:: Work request ::
Extract each line holding the word "wave" from the entries.

Dataset excerpts
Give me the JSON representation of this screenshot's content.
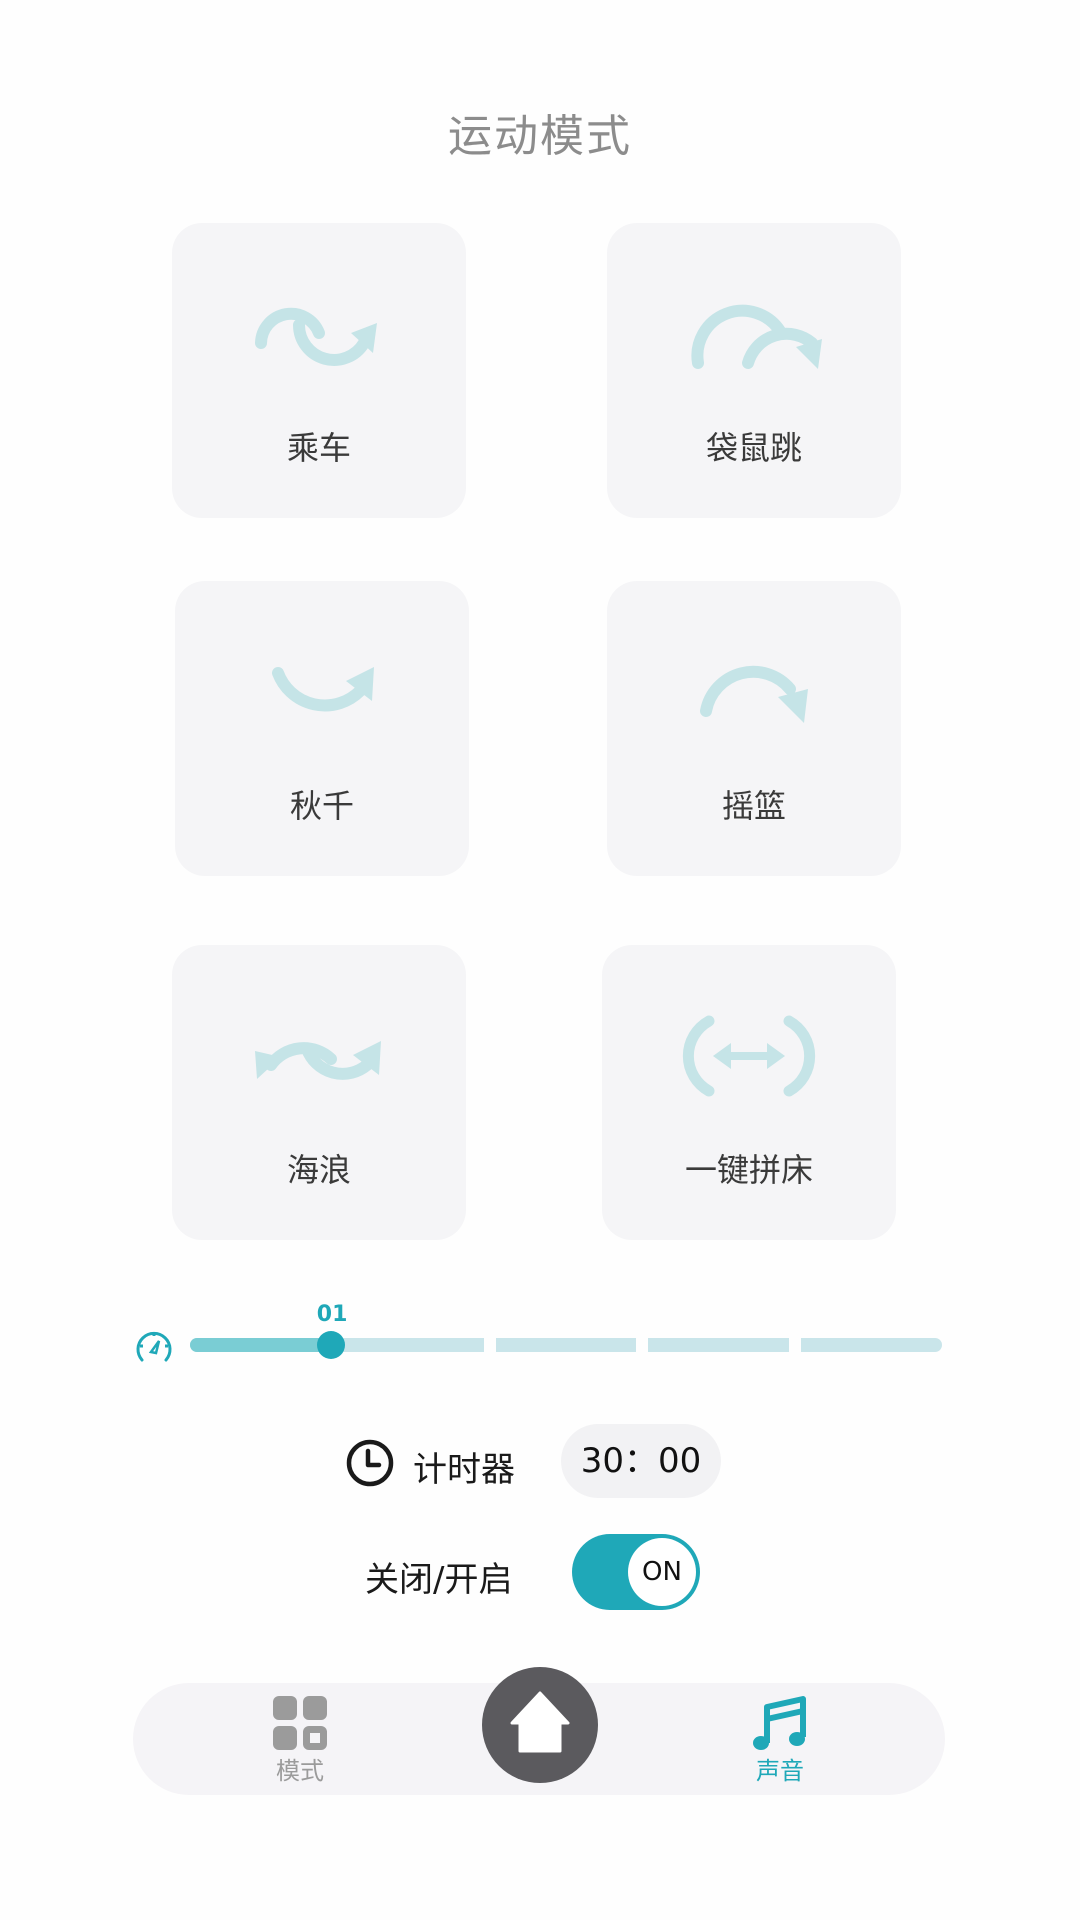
{
  "header": {
    "title": "运动模式"
  },
  "modes": [
    {
      "label": "乘车",
      "icon": "ride-wave-arrow-icon"
    },
    {
      "label": "袋鼠跳",
      "icon": "kangaroo-hop-arrow-icon"
    },
    {
      "label": "秋千",
      "icon": "swing-arrow-icon"
    },
    {
      "label": "摇篮",
      "icon": "cradle-arrow-icon"
    },
    {
      "label": "海浪",
      "icon": "wave-double-arrow-icon"
    },
    {
      "label": "一键拼床",
      "icon": "bed-merge-arrows-icon"
    }
  ],
  "speed": {
    "icon": "speedometer-icon",
    "level_label": "01",
    "level": 1,
    "max_level": 5
  },
  "timer": {
    "icon": "clock-icon",
    "label": "计时器",
    "value": "30：00"
  },
  "power": {
    "label": "关闭/开启",
    "state": "ON"
  },
  "bottom_nav": {
    "items": [
      {
        "label": "模式",
        "icon": "grid-icon",
        "active": false
      },
      {
        "label": "",
        "icon": "home-icon",
        "active": false
      },
      {
        "label": "声音",
        "icon": "music-note-icon",
        "active": true
      }
    ]
  },
  "colors": {
    "accent": "#1fa8b8",
    "icon_tint": "#c5e4e7",
    "card_bg": "#f5f5f7",
    "inactive": "#9b9b9b"
  }
}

:: Answer section ::
      "icon": "ride-wave-arrow-icon"
      "icon": "wave-double-arrow-icon"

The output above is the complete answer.